World War II Burials in Gettysburg National Cemetery

What do we owe to those who give their lives for their country? How do we honor those who give their lives for their country?
A US government issue headstone
Ray Huston was one of the first WWII soldiers to be laid to rest in the Gettysburg National Cemetery.

NPS Photo

On October 28, 1947, a funeral was held at the Gettysburg National Cemetery. Ray Huston, a sailor from Scotland, PA, was being laid to rest after being killed by an explosion aboard the USS Conner off the coast of China in December 1945. Certainly, this place was not unfamiliar with burials and final rites being conferred upon soldiers who had fought and died for their country. In 1863 and 1864, nearly 3,500 Union soldiers were laid to rest in Gettysburg, all American soldiers who had sacrificed their lives for their country at the Battle of Gettysburg in July 1863. What made Ray Huston’s interment different was it was the first of what would be over 500 new burials for those who were killed as a result of World War II.

The Gettysburg National Cemetery itself was at the forefront of the burgeoning national cemetery system during the American Civil War. Created in 1863 for the Union dead from Gettysburg, the cemetery was a projected spearheaded by Pennsylvania, but with the help of other Northern states to bring it into being. After its heralded dedication in November 1863, the reburials of Union dead were finished in the spring of 1864. By the end of the war, other cemeteries were being created for the burial of Union dead across the country. By the 1870s, Congress expanded these cemeteries, opening them to veterans of the Civil War as well as those who had given their lives during the conflict. As the United States engaged in future conflicts, the nature of American cemeteries changed as well due to necessity.

After World War I, the United States grappled with what to do for those killed in action in Europe. Questionnaires were sent to next of kin, giving them the option to have their loved one interred in an American cemetery in Europe or to be brought home. Over 45,000 families chose to have their loved ones brought home, many to be buried in a private family plot. More than 30,000 other families chose to have their loved one buried in a cemetery overseas, giving rise to the American Battle Monument Commission, which cares for overseas American military cemeteries to this day.
aerial view of gravestones in a cemetery with a large monument in the distance
The Gettysburg National Cemetery as it looked in 1940, before world war would again bring forth more men who gave the last full measure in service of their country.

NPS Photo

Following World War II, the United States dealt with this question on a much larger scale still. Over 400,000 Americans had been killed all across the globe. Once again, questionnaires were sent to the next of kin. Of the 280,000 American WWII dead who were identified, 171,000 were brought back to the United States at the request of their families, and 90% of them were interred in national cemeteries.

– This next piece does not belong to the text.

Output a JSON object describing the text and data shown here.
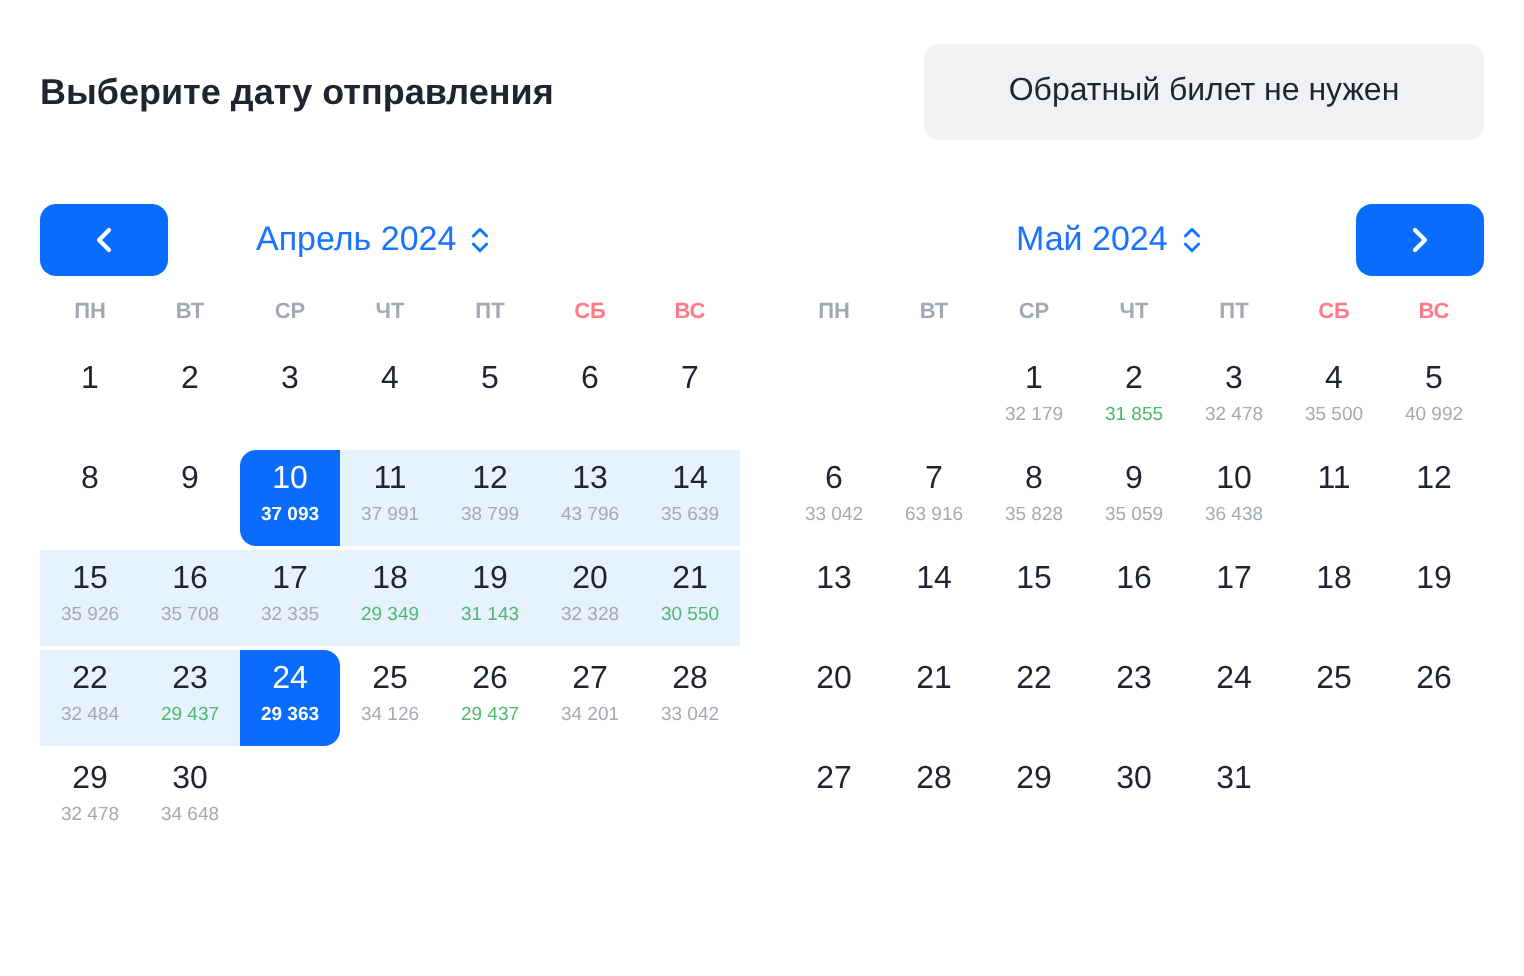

Here in Gettysburg, Pennsylvania, the national cemetery had expanded slightly since the 1860s. Civil War veterans passing away and the aftermath of World War I had led to new burials, but nothing like what was seen in the late 1940s. In the initial round of next of kin questionnaires in 1947, the response rate selecting Gettysburg as their loved one’s final resting place was so high that Park Service officials worried the cemetery would quickly be overwhelmed with reburials. Park Service officials decided to limit the World War II reburials to no more than 600. Over the next three years, over 500 over those killed in action during World War II were buried here in Gettysburg.

The cemetery continued to expand in the 1950s and 1960s, with the Korean and Vietnam Wars taking place. Worries over a lack of space led the Park to acquire a new tract of land nearby, which was eventually opened up as an annex to the original national cemetery in 1968.

The World War II burials at Gettysburg comprise stories from across the war. Soldiers from North Africa, airmen from the skies above Europe, and sailors from the Pacific alike are all represented by those who now call Gettysburg National Cemetery their final resting place.

For more on the World War II burials in the Gettysburg National Cemetery, visit our videos page, which has 18 vignettes about individual soldiers, sailors, airmen, and marines who served in WWII.

Part of a series of articles titled World War II and the Gettysburg National Cemetery.

Eisenhower National Historic Site, Gettysburg National Military Park, World War II Memorial

Last updated: August 15, 2022